While the phenotypic links between mothers and offspring, as well as between larvae and adults, are well recognised, the links between sperm phenotype and offspring phenotype have been less well explored.

Here, we used a split-clutch / split-ejaculate design to examine whether the environment that sperm experience affects the subsequent performance of larvae in the broadcast spawning marine invertebrate Galeolaria gemineoa. The environment that sperm experienced affected the developmental success of larvae sired by these sperm; larvae sired by sperm that experienced low salinities had poorer developmental success than larvae sired by sperm that experienced a normal salinity.

When we explored the interactive effects of the sperm environment and the larval environment with an orthogonal design, we found an interaction; when sperm and larvae experienced the same environment, performance was generally higher than when the sperm and larval environments differed. These effects could be due to selection on specific sperm phenotypes, phenotypic modification of the sperm or both.

Together, our results challenge the traditional notion that sperm are merely transporters of genetic material; instead, significant covariance between sperm and offspring phenotypes exists. Our study adds to a growing list that demonstrates that fertilisation does have a homogenising effect on the phenotype of the zygote, and that events before fertilisation during the gamete phase can carry through to affect performance in later life-history stages.

Full paper

Ritchie H, Marshall DJ (2013) Fertilisation is not a new beginning: sperm environment affects offspring developmental success. The Journal of Experimental Biology, 216 (16), 3104–3109  PDFPDF 254 KB doi:10.1242/jeb.087221

The biogeography of marine invertebrate life histories

Authors: Dustin J Marshall, Patrick J Krug, Elena K Kupriyanova, Maria Byrne and Richard B Emlet

Published in: Annual Review of Ecology, Evolution and Systematics, volume 43, pp. 97–114, doi: 10.1146/annurev-ecolsys-102710-145004


Biologists have long sought to identify and explain patterns in the diverse array of marine life histories. The most famous speculation about such patterns is Gunnar Thorson’s suggestion that species producing planktonic larvae are rarer at higher latitudes (Thorson’s rule). Although some elements of Thorson’s rule have proven incorrect, other elements remain untested.

With a wealth of new life-history data, statistical approaches, and remote-sensing technology, new insights into marine reproduction can be generated.

We gathered life-history data for more than 1,000 marine invertebrates and examined patterns in the prevalence of different life histories. Systematic patterns in marine life histories exist at a range of scales, some of which support Thorson, whereas others suggest previously unrecognized relationships between the marine environment and the life histories of marine invertebrates.

Overall, marine life histories covary strongly with temperature and local ocean productivity, and different regions should be managed accordingly.

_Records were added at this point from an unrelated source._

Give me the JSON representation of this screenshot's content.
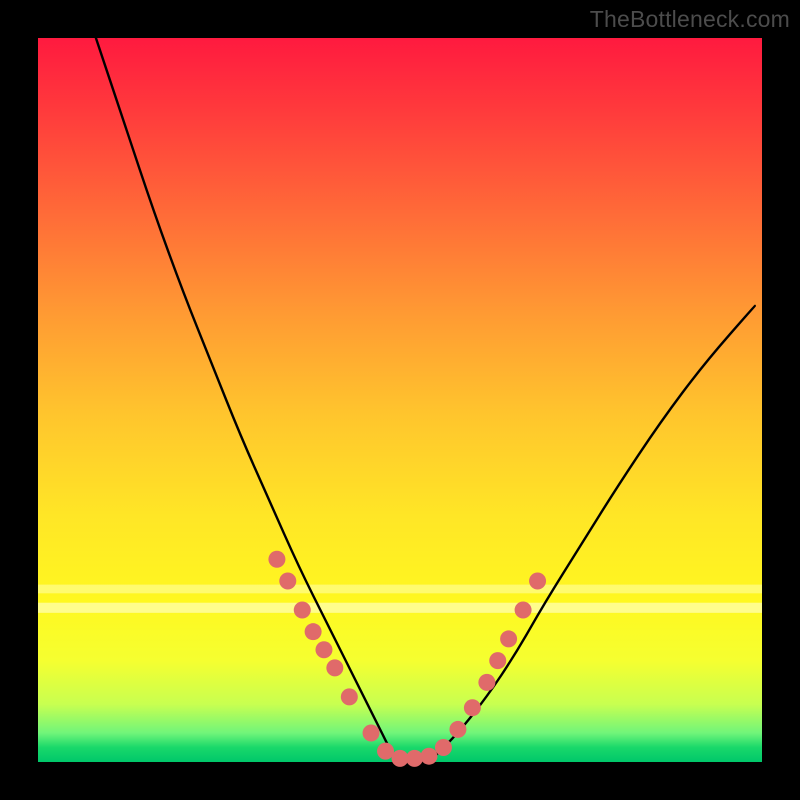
{
  "attribution": "TheBottleneck.com",
  "colors": {
    "frame": "#000000",
    "curve_stroke": "#000000",
    "dot_fill": "#e06a6a",
    "dot_stroke": "#d85f5f"
  },
  "chart_data": {
    "type": "line",
    "title": "",
    "xlabel": "",
    "ylabel": "",
    "xlim": [
      0,
      100
    ],
    "ylim": [
      0,
      100
    ],
    "grid": false,
    "legend": false,
    "note": "Bottleneck-style V-curve. x ≈ relative component score, y ≈ bottleneck %. Minimum between ~45–55 at ~0%. Background gradient runs red (100%) → green (0%).",
    "series": [
      {
        "name": "left-branch",
        "x": [
          8,
          12,
          16,
          20,
          24,
          28,
          32,
          36,
          40,
          44,
          47,
          49
        ],
        "y": [
          100,
          88,
          76,
          65,
          55,
          45,
          36,
          27,
          19,
          11,
          5,
          1
        ]
      },
      {
        "name": "floor",
        "x": [
          49,
          51,
          53,
          55
        ],
        "y": [
          1,
          0,
          0,
          1
        ]
      },
      {
        "name": "right-branch",
        "x": [
          55,
          58,
          62,
          66,
          70,
          75,
          80,
          86,
          92,
          99
        ],
        "y": [
          1,
          4,
          9,
          15,
          22,
          30,
          38,
          47,
          55,
          63
        ]
      }
    ],
    "markers": {
      "name": "sample-dots",
      "note": "pink circular markers near the trough on both branches",
      "x": [
        33,
        34.5,
        36.5,
        38,
        39.5,
        41,
        43,
        46,
        48,
        50,
        52,
        54,
        56,
        58,
        60,
        62,
        63.5,
        65,
        67,
        69
      ],
      "y": [
        28,
        25,
        21,
        18,
        15.5,
        13,
        9,
        4,
        1.5,
        0.5,
        0.5,
        0.8,
        2,
        4.5,
        7.5,
        11,
        14,
        17,
        21,
        25
      ]
    },
    "background_bands_pct_from_top": [
      {
        "at": 75.5,
        "h": 1.2,
        "color": "#ffffb0",
        "alpha": 0.55
      },
      {
        "at": 78.0,
        "h": 1.4,
        "color": "#ffffc8",
        "alpha": 0.65
      }
    ]
  }
}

Full paper

Marshall DJ, Krug PJ, Kupriyanova EK, Byrne M, Emlet RB (2012) The biogeography of marine invertebrate life-histories. Annual Review of Ecology, Evolution and Systematics, 43: 97–114 External linke-print doi: 10.1146/annurev-ecolsys-102710-145004